» Data extracts
•••••
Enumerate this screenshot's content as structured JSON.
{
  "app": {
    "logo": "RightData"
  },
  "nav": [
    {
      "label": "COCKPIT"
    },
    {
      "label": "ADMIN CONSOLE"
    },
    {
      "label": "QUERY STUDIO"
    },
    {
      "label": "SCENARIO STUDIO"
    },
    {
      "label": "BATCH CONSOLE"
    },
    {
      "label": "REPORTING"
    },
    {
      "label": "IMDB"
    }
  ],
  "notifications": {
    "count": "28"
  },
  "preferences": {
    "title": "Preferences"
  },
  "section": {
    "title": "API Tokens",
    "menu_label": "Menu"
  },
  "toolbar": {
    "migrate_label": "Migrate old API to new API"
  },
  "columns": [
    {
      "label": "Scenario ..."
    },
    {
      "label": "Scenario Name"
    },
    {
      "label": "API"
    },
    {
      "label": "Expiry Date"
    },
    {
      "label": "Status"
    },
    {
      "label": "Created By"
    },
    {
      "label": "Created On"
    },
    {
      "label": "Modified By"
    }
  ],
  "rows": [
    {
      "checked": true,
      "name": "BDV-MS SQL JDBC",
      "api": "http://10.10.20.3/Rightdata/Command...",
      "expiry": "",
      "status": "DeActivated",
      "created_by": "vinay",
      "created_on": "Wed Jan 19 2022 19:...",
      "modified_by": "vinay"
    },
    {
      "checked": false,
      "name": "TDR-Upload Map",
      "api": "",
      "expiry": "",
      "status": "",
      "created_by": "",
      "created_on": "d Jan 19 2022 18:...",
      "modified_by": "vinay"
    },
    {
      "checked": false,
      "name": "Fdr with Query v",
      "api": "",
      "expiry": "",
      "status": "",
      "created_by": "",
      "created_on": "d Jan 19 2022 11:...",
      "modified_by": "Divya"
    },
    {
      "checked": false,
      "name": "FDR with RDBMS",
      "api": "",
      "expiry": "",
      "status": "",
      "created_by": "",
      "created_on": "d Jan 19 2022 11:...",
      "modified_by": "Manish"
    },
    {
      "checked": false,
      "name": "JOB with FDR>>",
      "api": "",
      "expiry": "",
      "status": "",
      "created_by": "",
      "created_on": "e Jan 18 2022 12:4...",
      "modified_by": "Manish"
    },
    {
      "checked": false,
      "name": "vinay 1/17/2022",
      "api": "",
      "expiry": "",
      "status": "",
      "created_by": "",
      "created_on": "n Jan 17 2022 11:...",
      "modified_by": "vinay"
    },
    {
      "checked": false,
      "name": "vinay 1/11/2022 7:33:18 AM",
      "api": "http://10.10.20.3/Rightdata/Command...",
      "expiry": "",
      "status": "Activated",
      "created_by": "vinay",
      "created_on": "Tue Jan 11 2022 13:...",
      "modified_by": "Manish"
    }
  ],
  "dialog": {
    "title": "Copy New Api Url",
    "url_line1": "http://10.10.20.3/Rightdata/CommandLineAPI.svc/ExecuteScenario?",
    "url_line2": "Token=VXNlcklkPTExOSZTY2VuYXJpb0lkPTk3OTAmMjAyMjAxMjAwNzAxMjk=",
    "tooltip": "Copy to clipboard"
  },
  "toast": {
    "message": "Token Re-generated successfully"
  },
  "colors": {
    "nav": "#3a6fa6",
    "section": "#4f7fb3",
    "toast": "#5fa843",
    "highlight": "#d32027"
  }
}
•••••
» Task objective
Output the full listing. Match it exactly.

» Answer to this exercise
Enumerate this screenshot's content as structured JSON.
{
  "app": {
    "logo": "RightData"
  },
  "nav": [
    {
      "label": "COCKPIT"
    },
    {
      "label": "ADMIN CONSOLE"
    },
    {
      "label": "QUERY STUDIO"
    },
    {
      "label": "SCENARIO STUDIO"
    },
    {
      "label": "BATCH CONSOLE"
    },
    {
      "label": "REPORTING"
    },
    {
      "label": "IMDB"
    }
  ],
  "notifications": {
    "count": "28"
  },
  "preferences": {
    "title": "Preferences"
  },
  "section": {
    "title": "API Tokens",
    "menu_label": "Menu"
  },
  "toolbar": {
    "migrate_label": "Migrate old API to new API"
  },
  "columns": [
    {
      "label": "Scenario ..."
    },
    {
      "label": "Scenario Name"
    },
    {
      "label": "API"
    },
    {
      "label": "Expiry Date"
    },
    {
      "label": "Status"
    },
    {
      "label": "Created By"
    },
    {
      "label": "Created On"
    },
    {
      "label": "Modified By"
    }
  ],
  "rows": [
    {
      "checked": true,
      "name": "BDV-MS SQL JDBC",
      "api": "http://10.10.20.3/Rightdata/Command...",
      "expiry": "",
      "status": "DeActivated",
      "created_by": "vinay",
      "created_on": "Wed Jan 19 2022 19:...",
      "modified_by": "vinay"
    },
    {
      "checked": false,
      "name": "TDR-Upload Map",
      "api": "",
      "expiry": "",
      "status": "",
      "created_by": "",
      "created_on": "d Jan 19 2022 18:...",
      "modified_by": "vinay"
    },
    {
      "checked": false,
      "name": "Fdr with Query v",
      "api": "",
      "expiry": "",
      "status": "",
      "created_by": "",
      "created_on": "d Jan 19 2022 11:...",
      "modified_by": "Divya"
    },
    {
      "checked": false,
      "name": "FDR with RDBMS",
      "api": "",
      "expiry": "",
      "status": "",
      "created_by": "",
      "created_on": "d Jan 19 2022 11:...",
      "modified_by": "Manish"
    },
    {
      "checked": false,
      "name": "JOB with FDR>>",
      "api": "",
      "expiry": "",
      "status": "",
      "created_by": "",
      "created_on": "e Jan 18 2022 12:4...",
      "modified_by": "Manish"
    },
    {
      "checked": false,
      "name": "vinay 1/17/2022",
      "api": "",
      "expiry": "",
      "status": "",
      "created_by": "",
      "created_on": "n Jan 17 2022 11:...",
      "modified_by": "vinay"
    },
    {
      "checked": false,
      "name": "vinay 1/11/2022 7:33:18 AM",
      "api": "http://10.10.20.3/Rightdata/Command...",
      "expiry": "",
      "status": "Activated",
      "created_by": "vinay",
      "created_on": "Tue Jan 11 2022 13:...",
      "modified_by": "Manish"
    }
  ],
  "dialog": {
    "title": "Copy New Api Url",
    "url_line1": "http://10.10.20.3/Rightdata/CommandLineAPI.svc/ExecuteScenario?",
    "url_line2": "Token=VXNlcklkPTExOSZTY2VuYXJpb0lkPTk3OTAmMjAyMjAxMjAwNzAxMjk=",
    "tooltip": "Copy to clipboard"
  },
  "toast": {
    "message": "Token Re-generated successfully"
  },
  "colors": {
    "nav": "#3a6fa6",
    "section": "#4f7fb3",
    "toast": "#5fa843",
    "highlight": "#d32027"
  }
}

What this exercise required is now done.